### [WHAT YOU SHOULD DO]
Set the records down once more so that they match the source word for word.

### [DATA FOR THIS TASK]
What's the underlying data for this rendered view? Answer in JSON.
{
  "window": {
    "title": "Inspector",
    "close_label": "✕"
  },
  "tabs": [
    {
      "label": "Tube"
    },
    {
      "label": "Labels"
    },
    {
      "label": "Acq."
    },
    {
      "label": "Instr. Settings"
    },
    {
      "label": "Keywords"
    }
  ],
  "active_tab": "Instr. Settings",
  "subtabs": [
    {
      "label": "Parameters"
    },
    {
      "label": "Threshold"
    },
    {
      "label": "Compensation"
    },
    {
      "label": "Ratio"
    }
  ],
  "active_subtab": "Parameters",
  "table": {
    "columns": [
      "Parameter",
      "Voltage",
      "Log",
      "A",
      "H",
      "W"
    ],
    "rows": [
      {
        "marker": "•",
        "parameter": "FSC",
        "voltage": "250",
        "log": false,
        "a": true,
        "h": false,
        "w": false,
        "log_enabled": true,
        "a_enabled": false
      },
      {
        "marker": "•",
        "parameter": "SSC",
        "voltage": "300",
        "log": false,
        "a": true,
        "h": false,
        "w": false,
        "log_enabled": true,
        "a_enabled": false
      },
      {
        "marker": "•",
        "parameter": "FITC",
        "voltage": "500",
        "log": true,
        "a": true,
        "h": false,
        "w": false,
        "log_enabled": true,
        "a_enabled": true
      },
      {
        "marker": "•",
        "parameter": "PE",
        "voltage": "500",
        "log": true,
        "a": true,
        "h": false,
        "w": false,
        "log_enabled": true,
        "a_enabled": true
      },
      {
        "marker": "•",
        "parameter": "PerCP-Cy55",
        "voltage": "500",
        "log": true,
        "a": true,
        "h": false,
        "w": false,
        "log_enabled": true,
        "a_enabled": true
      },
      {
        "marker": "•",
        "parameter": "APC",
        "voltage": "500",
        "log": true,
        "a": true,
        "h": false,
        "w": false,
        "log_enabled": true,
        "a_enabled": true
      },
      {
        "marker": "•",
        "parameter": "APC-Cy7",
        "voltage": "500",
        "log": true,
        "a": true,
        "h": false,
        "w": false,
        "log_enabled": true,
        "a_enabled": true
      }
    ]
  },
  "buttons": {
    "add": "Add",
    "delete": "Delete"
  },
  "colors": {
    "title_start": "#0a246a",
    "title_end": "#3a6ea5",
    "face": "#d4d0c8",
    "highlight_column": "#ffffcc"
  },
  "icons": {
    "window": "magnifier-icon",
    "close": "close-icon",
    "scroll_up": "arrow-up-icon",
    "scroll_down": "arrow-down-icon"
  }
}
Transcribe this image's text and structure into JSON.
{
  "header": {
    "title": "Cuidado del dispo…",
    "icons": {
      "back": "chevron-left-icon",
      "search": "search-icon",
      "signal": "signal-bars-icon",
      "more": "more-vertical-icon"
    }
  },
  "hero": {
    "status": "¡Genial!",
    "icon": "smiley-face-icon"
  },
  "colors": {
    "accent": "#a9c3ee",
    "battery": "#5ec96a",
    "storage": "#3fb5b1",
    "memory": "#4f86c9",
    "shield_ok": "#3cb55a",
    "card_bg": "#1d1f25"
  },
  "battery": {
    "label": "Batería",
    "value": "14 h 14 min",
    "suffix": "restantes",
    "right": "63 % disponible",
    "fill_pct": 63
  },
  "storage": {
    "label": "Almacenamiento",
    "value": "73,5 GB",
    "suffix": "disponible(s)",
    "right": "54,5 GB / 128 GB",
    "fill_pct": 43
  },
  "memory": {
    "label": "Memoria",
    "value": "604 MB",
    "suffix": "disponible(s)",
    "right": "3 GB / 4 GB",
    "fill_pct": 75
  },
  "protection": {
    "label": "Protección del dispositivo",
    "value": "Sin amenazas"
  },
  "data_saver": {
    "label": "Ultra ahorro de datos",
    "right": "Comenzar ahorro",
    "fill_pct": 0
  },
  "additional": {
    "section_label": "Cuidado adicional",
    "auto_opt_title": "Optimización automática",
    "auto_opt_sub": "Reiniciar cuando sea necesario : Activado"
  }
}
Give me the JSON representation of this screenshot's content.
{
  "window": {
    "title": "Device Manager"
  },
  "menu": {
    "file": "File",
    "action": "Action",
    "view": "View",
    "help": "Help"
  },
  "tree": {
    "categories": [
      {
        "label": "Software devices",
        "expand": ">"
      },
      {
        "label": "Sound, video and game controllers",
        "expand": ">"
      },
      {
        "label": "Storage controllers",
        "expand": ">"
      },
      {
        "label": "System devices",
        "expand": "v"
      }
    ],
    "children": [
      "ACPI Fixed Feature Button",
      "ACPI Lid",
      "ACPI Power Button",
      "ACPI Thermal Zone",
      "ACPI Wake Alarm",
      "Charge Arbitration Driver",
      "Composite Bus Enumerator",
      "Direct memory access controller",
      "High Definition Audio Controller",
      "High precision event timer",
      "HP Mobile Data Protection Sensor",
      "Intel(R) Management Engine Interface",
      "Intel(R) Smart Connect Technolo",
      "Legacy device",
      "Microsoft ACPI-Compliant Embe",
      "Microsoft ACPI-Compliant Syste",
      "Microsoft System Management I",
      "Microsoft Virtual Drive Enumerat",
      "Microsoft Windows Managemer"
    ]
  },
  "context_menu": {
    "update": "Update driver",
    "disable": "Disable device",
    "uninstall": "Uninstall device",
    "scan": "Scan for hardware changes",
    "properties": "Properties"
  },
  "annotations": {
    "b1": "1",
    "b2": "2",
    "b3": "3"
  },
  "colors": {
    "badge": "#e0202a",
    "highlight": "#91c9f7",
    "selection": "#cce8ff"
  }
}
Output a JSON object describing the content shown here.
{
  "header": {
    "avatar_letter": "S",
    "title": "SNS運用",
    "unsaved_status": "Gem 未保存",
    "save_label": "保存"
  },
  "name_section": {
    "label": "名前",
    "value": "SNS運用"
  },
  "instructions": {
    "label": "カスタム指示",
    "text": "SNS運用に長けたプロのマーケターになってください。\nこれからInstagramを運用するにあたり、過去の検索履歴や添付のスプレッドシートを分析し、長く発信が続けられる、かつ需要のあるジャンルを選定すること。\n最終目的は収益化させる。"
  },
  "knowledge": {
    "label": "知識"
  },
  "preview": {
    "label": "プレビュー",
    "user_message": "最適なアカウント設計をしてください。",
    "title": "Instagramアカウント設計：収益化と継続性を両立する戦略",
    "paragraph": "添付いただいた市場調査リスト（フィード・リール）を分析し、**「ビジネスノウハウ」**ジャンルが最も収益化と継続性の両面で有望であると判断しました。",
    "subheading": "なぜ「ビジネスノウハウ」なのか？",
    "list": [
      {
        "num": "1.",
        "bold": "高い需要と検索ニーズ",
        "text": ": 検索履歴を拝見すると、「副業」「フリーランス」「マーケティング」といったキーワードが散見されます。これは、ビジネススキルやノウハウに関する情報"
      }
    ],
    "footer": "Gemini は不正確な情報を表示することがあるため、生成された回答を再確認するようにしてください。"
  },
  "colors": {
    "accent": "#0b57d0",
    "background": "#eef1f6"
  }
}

### [EXERCISE RESPONSE]
What's the underlying data for this rendered view? Answer in JSON.
{
  "window": {
    "title": "Inspector",
    "close_label": "✕"
  },
  "tabs": [
    {
      "label": "Tube"
    },
    {
      "label": "Labels"
    },
    {
      "label": "Acq."
    },
    {
      "label": "Instr. Settings"
    },
    {
      "label": "Keywords"
    }
  ],
  "active_tab": "Instr. Settings",
  "subtabs": [
    {
      "label": "Parameters"
    },
    {
      "label": "Threshold"
    },
    {
      "label": "Compensation"
    },
    {
      "label": "Ratio"
    }
  ],
  "active_subtab": "Parameters",
  "table": {
    "columns": [
      "Parameter",
      "Voltage",
      "Log",
      "A",
      "H",
      "W"
    ],
    "rows": [
      {
        "marker": "•",
        "parameter": "FSC",
        "voltage": "250",
        "log": false,
        "a": true,
        "h": false,
        "w": false,
        "log_enabled": true,
        "a_enabled": false
      },
      {
        "marker": "•",
        "parameter": "SSC",
        "voltage": "300",
        "log": false,
        "a": true,
        "h": false,
        "w": false,
        "log_enabled": true,
        "a_enabled": false
      },
      {
        "marker": "•",
        "parameter": "FITC",
        "voltage": "500",
        "log": true,
        "a": true,
        "h": false,
        "w": false,
        "log_enabled": true,
        "a_enabled": true
      },
      {
        "marker": "•",
        "parameter": "PE",
        "voltage": "500",
        "log": true,
        "a": true,
        "h": false,
        "w": false,
        "log_enabled": true,
        "a_enabled": true
      },
      {
        "marker": "•",
        "parameter": "PerCP-Cy55",
        "voltage": "500",
        "log": true,
        "a": true,
        "h": false,
        "w": false,
        "log_enabled": true,
        "a_enabled": true
      },
      {
        "marker": "•",
        "parameter": "APC",
        "voltage": "500",
        "log": true,
        "a": true,
        "h": false,
        "w": false,
        "log_enabled": true,
        "a_enabled": true
      },
      {
        "marker": "•",
        "parameter": "APC-Cy7",
        "voltage": "500",
        "log": true,
        "a": true,
        "h": false,
        "w": false,
        "log_enabled": true,
        "a_enabled": true
      }
    ]
  },
  "buttons": {
    "add": "Add",
    "delete": "Delete"
  },
  "colors": {
    "title_start": "#0a246a",
    "title_end": "#3a6ea5",
    "face": "#d4d0c8",
    "highlight_column": "#ffffcc"
  },
  "icons": {
    "window": "magnifier-icon",
    "close": "close-icon",
    "scroll_up": "arrow-up-icon",
    "scroll_down": "arrow-down-icon"
  }
}
Transcribe this image's text and structure into JSON.
{
  "header": {
    "title": "Cuidado del dispo…",
    "icons": {
      "back": "chevron-left-icon",
      "search": "search-icon",
      "signal": "signal-bars-icon",
      "more": "more-vertical-icon"
    }
  },
  "hero": {
    "status": "¡Genial!",
    "icon": "smiley-face-icon"
  },
  "colors": {
    "accent": "#a9c3ee",
    "battery": "#5ec96a",
    "storage": "#3fb5b1",
    "memory": "#4f86c9",
    "shield_ok": "#3cb55a",
    "card_bg": "#1d1f25"
  },
  "battery": {
    "label": "Batería",
    "value": "14 h 14 min",
    "suffix": "restantes",
    "right": "63 % disponible",
    "fill_pct": 63
  },
  "storage": {
    "label": "Almacenamiento",
    "value": "73,5 GB",
    "suffix": "disponible(s)",
    "right": "54,5 GB / 128 GB",
    "fill_pct": 43
  },
  "memory": {
    "label": "Memoria",
    "value": "604 MB",
    "suffix": "disponible(s)",
    "right": "3 GB / 4 GB",
    "fill_pct": 75
  },
  "protection": {
    "label": "Protección del dispositivo",
    "value": "Sin amenazas"
  },
  "data_saver": {
    "label": "Ultra ahorro de datos",
    "right": "Comenzar ahorro",
    "fill_pct": 0
  },
  "additional": {
    "section_label": "Cuidado adicional",
    "auto_opt_title": "Optimización automática",
    "auto_opt_sub": "Reiniciar cuando sea necesario : Activado"
  }
}
Give me the JSON representation of this screenshot's content.
{
  "window": {
    "title": "Device Manager"
  },
  "menu": {
    "file": "File",
    "action": "Action",
    "view": "View",
    "help": "Help"
  },
  "tree": {
    "categories": [
      {
        "label": "Software devices",
        "expand": ">"
      },
      {
        "label": "Sound, video and game controllers",
        "expand": ">"
      },
      {
        "label": "Storage controllers",
        "expand": ">"
      },
      {
        "label": "System devices",
        "expand": "v"
      }
    ],
    "children": [
      "ACPI Fixed Feature Button",
      "ACPI Lid",
      "ACPI Power Button",
      "ACPI Thermal Zone",
      "ACPI Wake Alarm",
      "Charge Arbitration Driver",
      "Composite Bus Enumerator",
      "Direct memory access controller",
      "High Definition Audio Controller",
      "High precision event timer",
      "HP Mobile Data Protection Sensor",
      "Intel(R) Management Engine Interface",
      "Intel(R) Smart Connect Technolo",
      "Legacy device",
      "Microsoft ACPI-Compliant Embe",
      "Microsoft ACPI-Compliant Syste",
      "Microsoft System Management I",
      "Microsoft Virtual Drive Enumerat",
      "Microsoft Windows Managemer"
    ]
  },
  "context_menu": {
    "update": "Update driver",
    "disable": "Disable device",
    "uninstall": "Uninstall device",
    "scan": "Scan for hardware changes",
    "properties": "Properties"
  },
  "annotations": {
    "b1": "1",
    "b2": "2",
    "b3": "3"
  },
  "colors": {
    "badge": "#e0202a",
    "highlight": "#91c9f7",
    "selection": "#cce8ff"
  }
}
Output a JSON object describing the content shown here.
{
  "header": {
    "avatar_letter": "S",
    "title": "SNS運用",
    "unsaved_status": "Gem 未保存",
    "save_label": "保存"
  },
  "name_section": {
    "label": "名前",
    "value": "SNS運用"
  },
  "instructions": {
    "label": "カスタム指示",
    "text": "SNS運用に長けたプロのマーケターになってください。\nこれからInstagramを運用するにあたり、過去の検索履歴や添付のスプレッドシートを分析し、長く発信が続けられる、かつ需要のあるジャンルを選定すること。\n最終目的は収益化させる。"
  },
  "knowledge": {
    "label": "知識"
  },
  "preview": {
    "label": "プレビュー",
    "user_message": "最適なアカウント設計をしてください。",
    "title": "Instagramアカウント設計：収益化と継続性を両立する戦略",
    "paragraph": "添付いただいた市場調査リスト（フィード・リール）を分析し、**「ビジネスノウハウ」**ジャンルが最も収益化と継続性の両面で有望であると判断しました。",
    "subheading": "なぜ「ビジネスノウハウ」なのか？",
    "list": [
      {
        "num": "1.",
        "bold": "高い需要と検索ニーズ",
        "text": ": 検索履歴を拝見すると、「副業」「フリーランス」「マーケティング」といったキーワードが散見されます。これは、ビジネススキルやノウハウに関する情報"
      }
    ],
    "footer": "Gemini は不正確な情報を表示することがあるため、生成された回答を再確認するようにしてください。"
  },
  "colors": {
    "accent": "#0b57d0",
    "background": "#eef1f6"
  }
}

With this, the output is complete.